### WHAT TO PRODUCE
Show, in full, each line of the data that contains "JSON".

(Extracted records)
+ + +

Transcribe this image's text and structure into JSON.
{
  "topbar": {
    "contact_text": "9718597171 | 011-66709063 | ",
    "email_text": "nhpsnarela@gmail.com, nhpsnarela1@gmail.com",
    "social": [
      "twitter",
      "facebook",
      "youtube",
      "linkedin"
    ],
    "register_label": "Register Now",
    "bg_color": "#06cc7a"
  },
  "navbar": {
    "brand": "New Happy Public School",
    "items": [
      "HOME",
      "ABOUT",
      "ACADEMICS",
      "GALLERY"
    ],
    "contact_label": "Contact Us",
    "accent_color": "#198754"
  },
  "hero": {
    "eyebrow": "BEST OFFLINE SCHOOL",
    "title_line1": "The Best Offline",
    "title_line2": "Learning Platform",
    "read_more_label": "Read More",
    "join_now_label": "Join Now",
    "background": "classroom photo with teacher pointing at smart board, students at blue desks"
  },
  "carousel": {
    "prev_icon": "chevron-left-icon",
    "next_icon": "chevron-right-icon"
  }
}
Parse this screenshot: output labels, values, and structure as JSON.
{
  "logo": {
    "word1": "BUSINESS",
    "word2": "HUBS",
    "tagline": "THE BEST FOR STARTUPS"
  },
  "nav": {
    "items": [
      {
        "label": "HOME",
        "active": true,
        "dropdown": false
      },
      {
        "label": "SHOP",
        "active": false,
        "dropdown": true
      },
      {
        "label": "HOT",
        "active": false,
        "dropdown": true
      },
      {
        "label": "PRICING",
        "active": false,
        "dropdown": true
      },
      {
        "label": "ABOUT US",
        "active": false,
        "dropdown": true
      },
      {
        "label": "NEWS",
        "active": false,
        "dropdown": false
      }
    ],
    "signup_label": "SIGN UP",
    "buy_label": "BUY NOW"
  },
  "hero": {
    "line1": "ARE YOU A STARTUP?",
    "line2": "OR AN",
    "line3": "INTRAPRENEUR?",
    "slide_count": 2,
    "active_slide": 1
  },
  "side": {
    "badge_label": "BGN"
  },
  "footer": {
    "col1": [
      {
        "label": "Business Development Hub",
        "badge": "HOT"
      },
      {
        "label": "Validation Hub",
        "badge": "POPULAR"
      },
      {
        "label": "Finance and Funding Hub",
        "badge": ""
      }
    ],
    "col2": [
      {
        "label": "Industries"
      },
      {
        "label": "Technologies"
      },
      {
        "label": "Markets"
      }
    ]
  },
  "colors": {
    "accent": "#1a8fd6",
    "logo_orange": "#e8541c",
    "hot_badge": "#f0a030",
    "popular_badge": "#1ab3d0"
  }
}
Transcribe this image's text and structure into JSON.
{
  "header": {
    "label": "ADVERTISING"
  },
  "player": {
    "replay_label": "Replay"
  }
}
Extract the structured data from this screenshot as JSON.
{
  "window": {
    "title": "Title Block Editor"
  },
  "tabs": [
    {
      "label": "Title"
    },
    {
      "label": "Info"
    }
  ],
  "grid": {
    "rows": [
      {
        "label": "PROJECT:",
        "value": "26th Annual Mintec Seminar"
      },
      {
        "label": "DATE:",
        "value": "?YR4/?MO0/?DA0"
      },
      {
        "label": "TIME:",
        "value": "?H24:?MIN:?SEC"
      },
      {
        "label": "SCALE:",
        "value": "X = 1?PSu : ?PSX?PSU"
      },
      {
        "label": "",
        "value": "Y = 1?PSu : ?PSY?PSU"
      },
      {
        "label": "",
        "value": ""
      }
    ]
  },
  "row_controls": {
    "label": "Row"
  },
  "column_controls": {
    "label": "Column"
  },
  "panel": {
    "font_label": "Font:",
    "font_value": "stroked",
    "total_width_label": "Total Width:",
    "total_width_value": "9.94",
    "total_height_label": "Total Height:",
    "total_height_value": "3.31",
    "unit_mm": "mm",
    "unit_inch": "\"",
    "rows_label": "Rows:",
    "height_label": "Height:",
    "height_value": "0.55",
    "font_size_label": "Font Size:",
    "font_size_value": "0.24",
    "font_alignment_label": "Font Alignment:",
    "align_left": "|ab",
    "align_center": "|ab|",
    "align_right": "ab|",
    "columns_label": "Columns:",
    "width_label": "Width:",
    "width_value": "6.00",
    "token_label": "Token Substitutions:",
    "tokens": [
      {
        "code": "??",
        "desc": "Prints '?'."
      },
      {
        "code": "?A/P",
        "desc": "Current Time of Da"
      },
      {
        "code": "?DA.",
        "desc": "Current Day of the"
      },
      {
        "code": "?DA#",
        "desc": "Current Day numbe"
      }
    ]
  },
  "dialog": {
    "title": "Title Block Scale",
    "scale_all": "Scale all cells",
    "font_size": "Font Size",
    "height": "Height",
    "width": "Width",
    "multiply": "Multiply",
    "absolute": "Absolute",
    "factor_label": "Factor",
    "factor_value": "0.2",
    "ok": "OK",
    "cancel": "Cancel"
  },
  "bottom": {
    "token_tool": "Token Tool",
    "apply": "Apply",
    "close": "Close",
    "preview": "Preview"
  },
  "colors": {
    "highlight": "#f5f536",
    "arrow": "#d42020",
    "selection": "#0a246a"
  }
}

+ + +

### ANSWER BOX
Transcribe this image's text and structure into JSON.
Parse this screenshot: output labels, values, and structure as JSON.
Transcribe this image's text and structure into JSON.
Extract the structured data from this screenshot as JSON.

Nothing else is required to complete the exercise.